# What to work on
Return all of the following entries as written, but without the images.

# The input
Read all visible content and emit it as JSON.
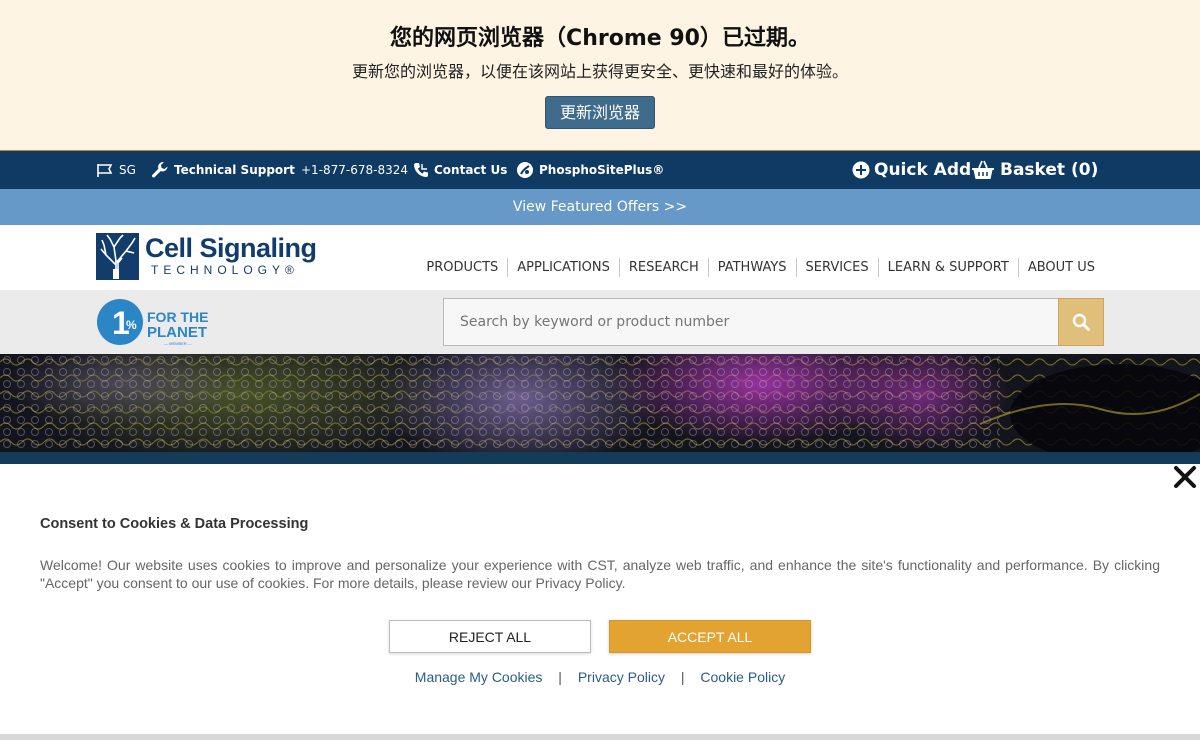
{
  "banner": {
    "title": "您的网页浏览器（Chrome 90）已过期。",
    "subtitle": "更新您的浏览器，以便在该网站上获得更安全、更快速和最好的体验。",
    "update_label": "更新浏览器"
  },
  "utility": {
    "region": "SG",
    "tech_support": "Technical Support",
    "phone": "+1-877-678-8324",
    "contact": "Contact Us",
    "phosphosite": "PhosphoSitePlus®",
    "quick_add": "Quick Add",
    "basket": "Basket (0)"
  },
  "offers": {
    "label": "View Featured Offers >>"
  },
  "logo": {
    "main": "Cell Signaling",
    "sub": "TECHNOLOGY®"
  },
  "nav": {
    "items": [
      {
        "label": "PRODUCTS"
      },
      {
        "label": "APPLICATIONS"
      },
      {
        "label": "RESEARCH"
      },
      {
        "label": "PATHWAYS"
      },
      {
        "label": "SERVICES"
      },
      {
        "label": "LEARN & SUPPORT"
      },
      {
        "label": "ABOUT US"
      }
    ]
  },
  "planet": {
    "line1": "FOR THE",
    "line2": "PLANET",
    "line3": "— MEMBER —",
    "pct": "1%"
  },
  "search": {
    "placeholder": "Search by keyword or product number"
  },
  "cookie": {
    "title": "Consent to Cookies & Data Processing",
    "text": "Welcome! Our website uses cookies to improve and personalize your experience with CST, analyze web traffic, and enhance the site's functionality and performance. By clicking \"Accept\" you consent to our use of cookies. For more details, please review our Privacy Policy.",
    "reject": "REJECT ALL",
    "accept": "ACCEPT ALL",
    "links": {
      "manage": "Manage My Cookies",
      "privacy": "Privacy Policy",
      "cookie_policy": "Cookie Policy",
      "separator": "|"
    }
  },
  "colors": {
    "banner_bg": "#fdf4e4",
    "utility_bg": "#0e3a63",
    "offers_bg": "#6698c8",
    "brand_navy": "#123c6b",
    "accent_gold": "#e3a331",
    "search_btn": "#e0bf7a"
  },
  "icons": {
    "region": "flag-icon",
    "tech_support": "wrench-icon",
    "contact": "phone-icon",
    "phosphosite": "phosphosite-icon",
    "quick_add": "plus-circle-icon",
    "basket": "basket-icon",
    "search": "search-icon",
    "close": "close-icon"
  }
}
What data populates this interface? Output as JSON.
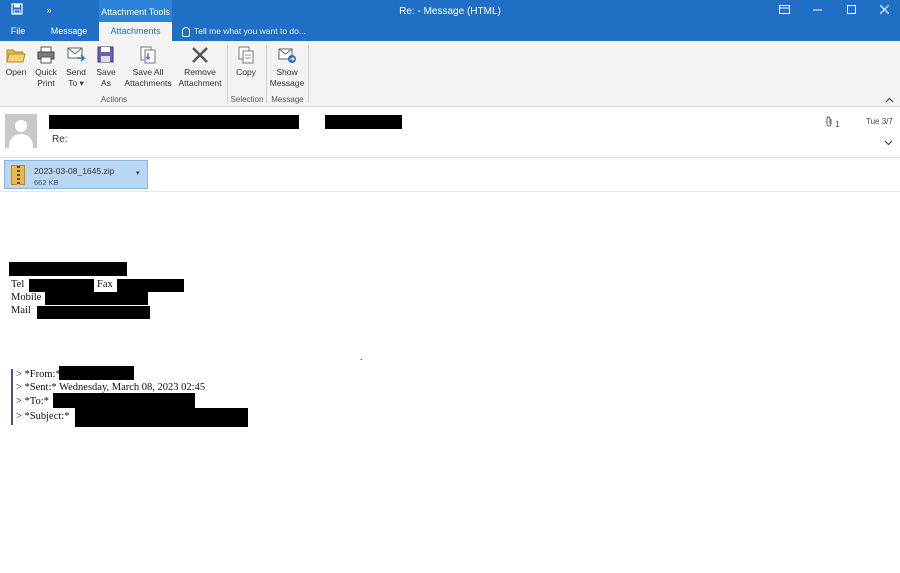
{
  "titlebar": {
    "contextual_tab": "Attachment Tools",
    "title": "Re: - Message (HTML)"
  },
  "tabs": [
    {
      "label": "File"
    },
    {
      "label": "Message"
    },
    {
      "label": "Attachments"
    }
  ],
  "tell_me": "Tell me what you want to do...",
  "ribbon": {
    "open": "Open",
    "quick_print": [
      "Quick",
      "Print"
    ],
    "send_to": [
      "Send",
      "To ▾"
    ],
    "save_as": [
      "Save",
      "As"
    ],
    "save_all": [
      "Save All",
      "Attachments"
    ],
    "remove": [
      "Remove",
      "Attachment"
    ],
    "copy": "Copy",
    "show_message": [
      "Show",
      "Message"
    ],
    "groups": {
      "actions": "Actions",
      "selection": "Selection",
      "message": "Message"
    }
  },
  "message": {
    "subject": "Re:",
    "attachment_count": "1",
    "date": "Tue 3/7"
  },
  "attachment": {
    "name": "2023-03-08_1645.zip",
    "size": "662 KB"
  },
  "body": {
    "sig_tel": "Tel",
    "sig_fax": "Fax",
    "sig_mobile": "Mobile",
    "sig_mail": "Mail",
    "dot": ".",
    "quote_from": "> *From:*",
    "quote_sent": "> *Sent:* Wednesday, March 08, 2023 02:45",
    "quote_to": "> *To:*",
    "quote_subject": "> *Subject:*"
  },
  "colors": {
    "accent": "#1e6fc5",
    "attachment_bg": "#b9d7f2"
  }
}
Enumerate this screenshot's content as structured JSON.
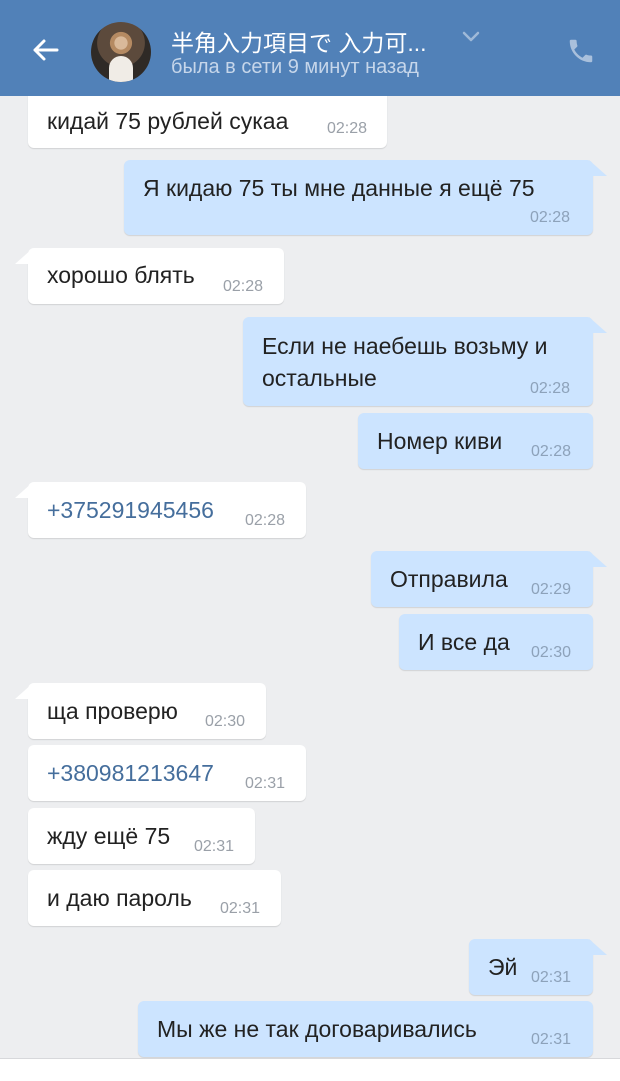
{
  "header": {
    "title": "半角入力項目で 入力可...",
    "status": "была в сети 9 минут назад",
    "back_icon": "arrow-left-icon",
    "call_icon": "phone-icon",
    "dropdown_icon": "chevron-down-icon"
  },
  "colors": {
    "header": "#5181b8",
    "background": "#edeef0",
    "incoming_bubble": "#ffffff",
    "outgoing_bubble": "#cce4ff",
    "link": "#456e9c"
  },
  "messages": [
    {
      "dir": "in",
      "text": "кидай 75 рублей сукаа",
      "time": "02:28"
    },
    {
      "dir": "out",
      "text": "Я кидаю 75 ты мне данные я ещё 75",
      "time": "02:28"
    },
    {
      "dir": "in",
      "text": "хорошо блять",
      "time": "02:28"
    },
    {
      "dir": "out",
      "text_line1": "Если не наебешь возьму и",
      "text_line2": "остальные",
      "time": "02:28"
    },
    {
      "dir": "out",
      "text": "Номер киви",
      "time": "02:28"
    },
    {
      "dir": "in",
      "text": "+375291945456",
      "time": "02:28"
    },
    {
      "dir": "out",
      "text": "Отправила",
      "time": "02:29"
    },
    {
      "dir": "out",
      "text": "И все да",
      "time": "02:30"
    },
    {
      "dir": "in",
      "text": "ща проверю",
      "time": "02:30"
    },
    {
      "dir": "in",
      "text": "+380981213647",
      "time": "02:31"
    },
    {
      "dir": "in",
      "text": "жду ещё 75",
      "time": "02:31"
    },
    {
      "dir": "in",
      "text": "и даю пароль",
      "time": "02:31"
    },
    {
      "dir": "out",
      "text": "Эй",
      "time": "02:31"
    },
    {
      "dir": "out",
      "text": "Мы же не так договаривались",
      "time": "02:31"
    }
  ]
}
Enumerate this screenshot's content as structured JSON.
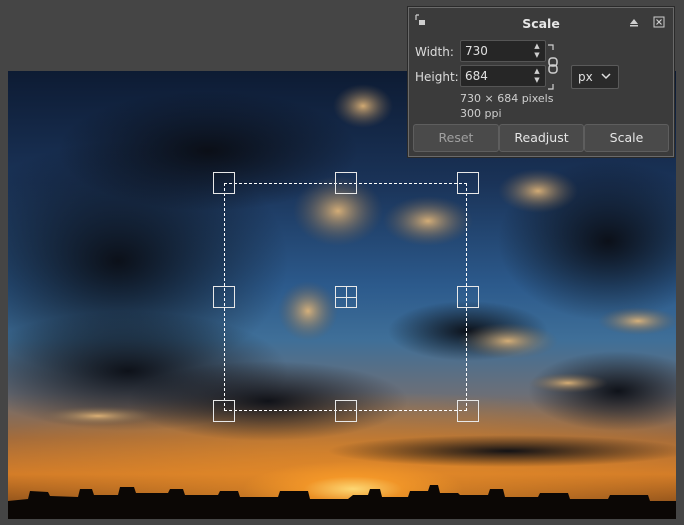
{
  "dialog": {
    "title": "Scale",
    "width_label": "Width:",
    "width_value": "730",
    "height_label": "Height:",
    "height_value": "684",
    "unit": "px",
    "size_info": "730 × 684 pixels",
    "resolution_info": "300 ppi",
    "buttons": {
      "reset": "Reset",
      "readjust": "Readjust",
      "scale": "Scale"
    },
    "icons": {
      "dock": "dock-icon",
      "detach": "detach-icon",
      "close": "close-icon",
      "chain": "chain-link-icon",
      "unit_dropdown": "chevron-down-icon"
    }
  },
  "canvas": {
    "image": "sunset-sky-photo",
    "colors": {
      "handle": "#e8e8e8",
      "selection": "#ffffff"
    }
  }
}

# Output below
Read all visible content and emit it as JSON.
{
  "banner": {
    "title": "您的网页浏览器（Chrome 90）已过期。",
    "subtitle": "更新您的浏览器，以便在该网站上获得更安全、更快速和最好的体验。",
    "update_label": "更新浏览器"
  },
  "utility": {
    "region": "SG",
    "tech_support": "Technical Support",
    "phone": "+1-877-678-8324",
    "contact": "Contact Us",
    "phosphosite": "PhosphoSitePlus®",
    "quick_add": "Quick Add",
    "basket": "Basket (0)"
  },
  "offers": {
    "label": "View Featured Offers >>"
  },
  "logo": {
    "main": "Cell Signaling",
    "sub": "TECHNOLOGY®"
  },
  "nav": {
    "items": [
      {
        "label": "PRODUCTS"
      },
      {
        "label": "APPLICATIONS"
      },
      {
        "label": "RESEARCH"
      },
      {
        "label": "PATHWAYS"
      },
      {
        "label": "SERVICES"
      },
      {
        "label": "LEARN & SUPPORT"
      },
      {
        "label": "ABOUT US"
      }
    ]
  },
  "planet": {
    "line1": "FOR THE",
    "line2": "PLANET",
    "line3": "— MEMBER —",
    "pct": "1%"
  },
  "search": {
    "placeholder": "Search by keyword or product number"
  },
  "cookie": {
    "title": "Consent to Cookies & Data Processing",
    "text": "Welcome! Our website uses cookies to improve and personalize your experience with CST, analyze web traffic, and enhance the site's functionality and performance. By clicking \"Accept\" you consent to our use of cookies. For more details, please review our Privacy Policy.",
    "reject": "REJECT ALL",
    "accept": "ACCEPT ALL",
    "links": {
      "manage": "Manage My Cookies",
      "privacy": "Privacy Policy",
      "cookie_policy": "Cookie Policy",
      "separator": "|"
    }
  },
  "colors": {
    "banner_bg": "#fdf4e4",
    "utility_bg": "#0e3a63",
    "offers_bg": "#6698c8",
    "brand_navy": "#123c6b",
    "accent_gold": "#e3a331",
    "search_btn": "#e0bf7a"
  },
  "icons": {
    "region": "flag-icon",
    "tech_support": "wrench-icon",
    "contact": "phone-icon",
    "phosphosite": "phosphosite-icon",
    "quick_add": "plus-circle-icon",
    "basket": "basket-icon",
    "search": "search-icon",
    "close": "close-icon"
  }
}
What data populates this interface? Output as JSON.
{
  "titlebar": {
    "contextual_tab": "Attachment Tools",
    "title": "Re: - Message (HTML)"
  },
  "tabs": [
    {
      "label": "File"
    },
    {
      "label": "Message"
    },
    {
      "label": "Attachments"
    }
  ],
  "tell_me": "Tell me what you want to do...",
  "ribbon": {
    "open": "Open",
    "quick_print": [
      "Quick",
      "Print"
    ],
    "send_to": [
      "Send",
      "To ▾"
    ],
    "save_as": [
      "Save",
      "As"
    ],
    "save_all": [
      "Save All",
      "Attachments"
    ],
    "remove": [
      "Remove",
      "Attachment"
    ],
    "copy": "Copy",
    "show_message": [
      "Show",
      "Message"
    ],
    "groups": {
      "actions": "Actions",
      "selection": "Selection",
      "message": "Message"
    }
  },
  "message": {
    "subject": "Re:",
    "attachment_count": "1",
    "date": "Tue 3/7"
  },
  "attachment": {
    "name": "2023-03-08_1645.zip",
    "size": "662 KB"
  },
  "body": {
    "sig_tel": "Tel",
    "sig_fax": "Fax",
    "sig_mobile": "Mobile",
    "sig_mail": "Mail",
    "dot": ".",
    "quote_from": "> *From:*",
    "quote_sent": "> *Sent:* Wednesday, March 08, 2023 02:45",
    "quote_to": "> *To:*",
    "quote_subject": "> *Subject:*"
  },
  "colors": {
    "accent": "#1e6fc5",
    "attachment_bg": "#b9d7f2"
  }
}
Enumerate this screenshot's content as structured JSON.
{
  "header": {
    "title": "半角入力項目で 入力可...",
    "status": "была в сети 9 минут назад",
    "back_icon": "arrow-left-icon",
    "call_icon": "phone-icon",
    "dropdown_icon": "chevron-down-icon"
  },
  "colors": {
    "header": "#5181b8",
    "background": "#edeef0",
    "incoming_bubble": "#ffffff",
    "outgoing_bubble": "#cce4ff",
    "link": "#456e9c"
  },
  "messages": [
    {
      "dir": "in",
      "text": "кидай 75 рублей сукаа",
      "time": "02:28"
    },
    {
      "dir": "out",
      "text": "Я кидаю 75 ты мне данные я ещё 75",
      "time": "02:28"
    },
    {
      "dir": "in",
      "text": "хорошо блять",
      "time": "02:28"
    },
    {
      "dir": "out",
      "text_line1": "Если не наебешь возьму и",
      "text_line2": "остальные",
      "time": "02:28"
    },
    {
      "dir": "out",
      "text": "Номер киви",
      "time": "02:28"
    },
    {
      "dir": "in",
      "text": "+375291945456",
      "time": "02:28"
    },
    {
      "dir": "out",
      "text": "Отправила",
      "time": "02:29"
    },
    {
      "dir": "out",
      "text": "И все да",
      "time": "02:30"
    },
    {
      "dir": "in",
      "text": "ща проверю",
      "time": "02:30"
    },
    {
      "dir": "in",
      "text": "+380981213647",
      "time": "02:31"
    },
    {
      "dir": "in",
      "text": "жду ещё 75",
      "time": "02:31"
    },
    {
      "dir": "in",
      "text": "и даю пароль",
      "time": "02:31"
    },
    {
      "dir": "out",
      "text": "Эй",
      "time": "02:31"
    },
    {
      "dir": "out",
      "text": "Мы же не так договаривались",
      "time": "02:31"
    }
  ]
}
Enumerate this screenshot's content as structured JSON.
{
  "dialog": {
    "title": "Scale",
    "width_label": "Width:",
    "width_value": "730",
    "height_label": "Height:",
    "height_value": "684",
    "unit": "px",
    "size_info": "730 × 684 pixels",
    "resolution_info": "300 ppi",
    "buttons": {
      "reset": "Reset",
      "readjust": "Readjust",
      "scale": "Scale"
    },
    "icons": {
      "dock": "dock-icon",
      "detach": "detach-icon",
      "close": "close-icon",
      "chain": "chain-link-icon",
      "unit_dropdown": "chevron-down-icon"
    }
  },
  "canvas": {
    "image": "sunset-sky-photo",
    "colors": {
      "handle": "#e8e8e8",
      "selection": "#ffffff"
    }
  }
}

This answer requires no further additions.